graphite 6 x 6
copyright Jeanette Jobson
A Dog's Nose is also a drink. This is an exerpt from the San Francisco Chronical.
Gary Regan is the author of "The Joy of Mixology: The Consummate Guide to the Bartender's Craft" and other books. E-mail him at firstname.lastname@example.org.
"OK, Professor, spill it. What's a Dog's Nose?" asks Jen.
"Ever read 'The Pickwick Papers'?"
"Can't say that I have."
"Well if you ever get around to it, you'll read about a certain Mr. Walker who blamed his love of the Dog's Nose for the loss of the use of his right hand." The Professor clears his throat and quotes the book, " 'If he had drunk nothing but water all his life, his fellow workman would never have stuck a rusty needle in him, and thereby occasioned the accident.' Wanna risk one, Jen?"
"Bring it on, Professor."
The Professor sends the stout back to the kitchen where Leo, the chef, heats it in the microwave and brings the glass back to the bar for The Professor to assemble the drink.
"What the heck is this anyway, Professor?" asks Leo.
"Dog's Nose, chef. And don't ask me why it's called Dog's Nose. I haven't the foggiest." Leo studies The Professor for a couple of seconds. "Stick your finger in the drink, Professor," the chef says. The Professor complies.
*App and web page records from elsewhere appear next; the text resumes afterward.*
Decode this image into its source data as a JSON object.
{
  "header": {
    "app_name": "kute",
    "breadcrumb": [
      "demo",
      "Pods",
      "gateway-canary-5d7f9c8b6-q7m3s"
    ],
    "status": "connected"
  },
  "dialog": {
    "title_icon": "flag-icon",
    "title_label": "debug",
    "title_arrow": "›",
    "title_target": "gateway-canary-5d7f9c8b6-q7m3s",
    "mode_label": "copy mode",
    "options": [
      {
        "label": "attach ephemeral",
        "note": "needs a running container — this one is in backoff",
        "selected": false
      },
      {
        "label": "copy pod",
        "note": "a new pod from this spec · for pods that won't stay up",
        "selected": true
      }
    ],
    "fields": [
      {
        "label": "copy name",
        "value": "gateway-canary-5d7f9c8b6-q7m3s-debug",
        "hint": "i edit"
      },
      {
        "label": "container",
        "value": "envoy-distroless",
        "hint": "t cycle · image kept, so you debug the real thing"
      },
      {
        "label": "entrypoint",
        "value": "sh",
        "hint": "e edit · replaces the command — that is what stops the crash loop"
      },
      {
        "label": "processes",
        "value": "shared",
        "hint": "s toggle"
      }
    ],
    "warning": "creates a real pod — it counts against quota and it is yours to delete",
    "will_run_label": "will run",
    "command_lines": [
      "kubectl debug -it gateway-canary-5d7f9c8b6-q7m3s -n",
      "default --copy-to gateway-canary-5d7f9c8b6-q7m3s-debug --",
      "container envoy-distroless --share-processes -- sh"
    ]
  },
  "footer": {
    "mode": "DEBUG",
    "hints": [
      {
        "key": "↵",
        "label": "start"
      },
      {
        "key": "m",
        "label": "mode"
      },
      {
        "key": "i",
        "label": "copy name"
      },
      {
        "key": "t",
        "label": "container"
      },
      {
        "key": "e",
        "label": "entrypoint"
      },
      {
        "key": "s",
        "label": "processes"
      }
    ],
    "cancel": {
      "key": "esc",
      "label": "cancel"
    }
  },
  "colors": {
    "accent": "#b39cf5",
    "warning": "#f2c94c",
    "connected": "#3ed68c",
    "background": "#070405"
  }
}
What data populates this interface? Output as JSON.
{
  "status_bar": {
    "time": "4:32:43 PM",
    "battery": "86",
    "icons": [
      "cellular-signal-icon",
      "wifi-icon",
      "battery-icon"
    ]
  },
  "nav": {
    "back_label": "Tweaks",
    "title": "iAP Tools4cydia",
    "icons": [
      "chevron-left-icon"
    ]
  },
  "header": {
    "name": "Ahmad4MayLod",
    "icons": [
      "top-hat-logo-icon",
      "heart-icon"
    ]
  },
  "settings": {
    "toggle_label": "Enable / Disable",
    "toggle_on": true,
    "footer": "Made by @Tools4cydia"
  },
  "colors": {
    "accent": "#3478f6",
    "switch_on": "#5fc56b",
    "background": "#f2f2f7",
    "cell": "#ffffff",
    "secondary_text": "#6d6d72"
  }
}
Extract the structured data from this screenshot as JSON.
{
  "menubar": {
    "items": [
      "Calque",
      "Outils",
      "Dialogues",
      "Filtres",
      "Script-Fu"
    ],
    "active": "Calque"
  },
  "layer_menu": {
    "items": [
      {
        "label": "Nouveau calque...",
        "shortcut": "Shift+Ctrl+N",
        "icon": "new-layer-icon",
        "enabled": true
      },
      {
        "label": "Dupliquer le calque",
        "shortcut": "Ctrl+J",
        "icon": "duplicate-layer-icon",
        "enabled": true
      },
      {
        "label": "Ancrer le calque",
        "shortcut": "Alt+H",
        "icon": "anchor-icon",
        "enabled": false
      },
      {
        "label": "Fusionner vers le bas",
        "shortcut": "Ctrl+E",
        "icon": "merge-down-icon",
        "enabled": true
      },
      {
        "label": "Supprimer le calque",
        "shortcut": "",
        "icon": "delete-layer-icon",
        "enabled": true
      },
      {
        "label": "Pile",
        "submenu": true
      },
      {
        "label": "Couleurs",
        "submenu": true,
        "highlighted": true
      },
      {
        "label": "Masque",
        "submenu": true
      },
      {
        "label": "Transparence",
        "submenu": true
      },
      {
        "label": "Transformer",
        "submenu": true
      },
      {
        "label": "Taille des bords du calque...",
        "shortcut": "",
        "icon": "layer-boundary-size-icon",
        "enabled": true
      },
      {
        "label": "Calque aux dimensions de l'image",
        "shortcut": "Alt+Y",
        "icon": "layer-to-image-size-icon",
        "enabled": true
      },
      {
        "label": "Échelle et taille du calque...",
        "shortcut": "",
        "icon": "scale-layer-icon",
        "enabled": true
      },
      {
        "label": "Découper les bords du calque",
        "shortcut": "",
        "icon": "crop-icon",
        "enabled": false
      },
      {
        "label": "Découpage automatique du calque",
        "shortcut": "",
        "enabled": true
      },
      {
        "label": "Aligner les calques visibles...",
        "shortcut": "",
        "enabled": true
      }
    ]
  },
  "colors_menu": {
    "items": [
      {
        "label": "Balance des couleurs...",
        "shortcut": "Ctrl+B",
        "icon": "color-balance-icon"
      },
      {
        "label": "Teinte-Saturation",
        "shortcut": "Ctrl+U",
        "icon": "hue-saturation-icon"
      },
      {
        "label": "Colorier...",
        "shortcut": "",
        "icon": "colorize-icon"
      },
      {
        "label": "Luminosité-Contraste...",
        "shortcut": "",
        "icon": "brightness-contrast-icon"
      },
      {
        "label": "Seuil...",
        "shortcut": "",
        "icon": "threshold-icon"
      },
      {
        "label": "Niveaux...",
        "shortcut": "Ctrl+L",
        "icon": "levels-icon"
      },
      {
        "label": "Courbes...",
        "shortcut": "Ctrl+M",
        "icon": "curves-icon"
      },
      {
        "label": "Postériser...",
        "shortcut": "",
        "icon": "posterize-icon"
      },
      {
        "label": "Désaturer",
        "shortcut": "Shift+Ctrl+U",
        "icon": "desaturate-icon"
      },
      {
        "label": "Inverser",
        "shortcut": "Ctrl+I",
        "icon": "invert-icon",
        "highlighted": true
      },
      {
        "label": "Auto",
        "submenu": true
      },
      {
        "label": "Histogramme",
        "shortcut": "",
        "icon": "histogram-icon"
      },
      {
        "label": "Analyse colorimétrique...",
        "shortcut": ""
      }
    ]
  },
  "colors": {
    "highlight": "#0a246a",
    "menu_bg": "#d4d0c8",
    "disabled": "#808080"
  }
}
"Pretty wet, huh? Now tell me what color it is."
"It's, well, I guess it's black. What's your point?"
"Never mind, Professor. Just let me know if you ever figure out how the drink got its name. You know where to find me."
12 ounces Guinness (room temperature)
2 teaspoons brown sugar
2 ounces gin
Freshly grated nutmeg, for garnish
Pour the Guinness into a large sturdy glass and heat it on high in a microwave for about 1 minute. Add the brown sugar and gin and stir lightly. Add the garnish.Cheers!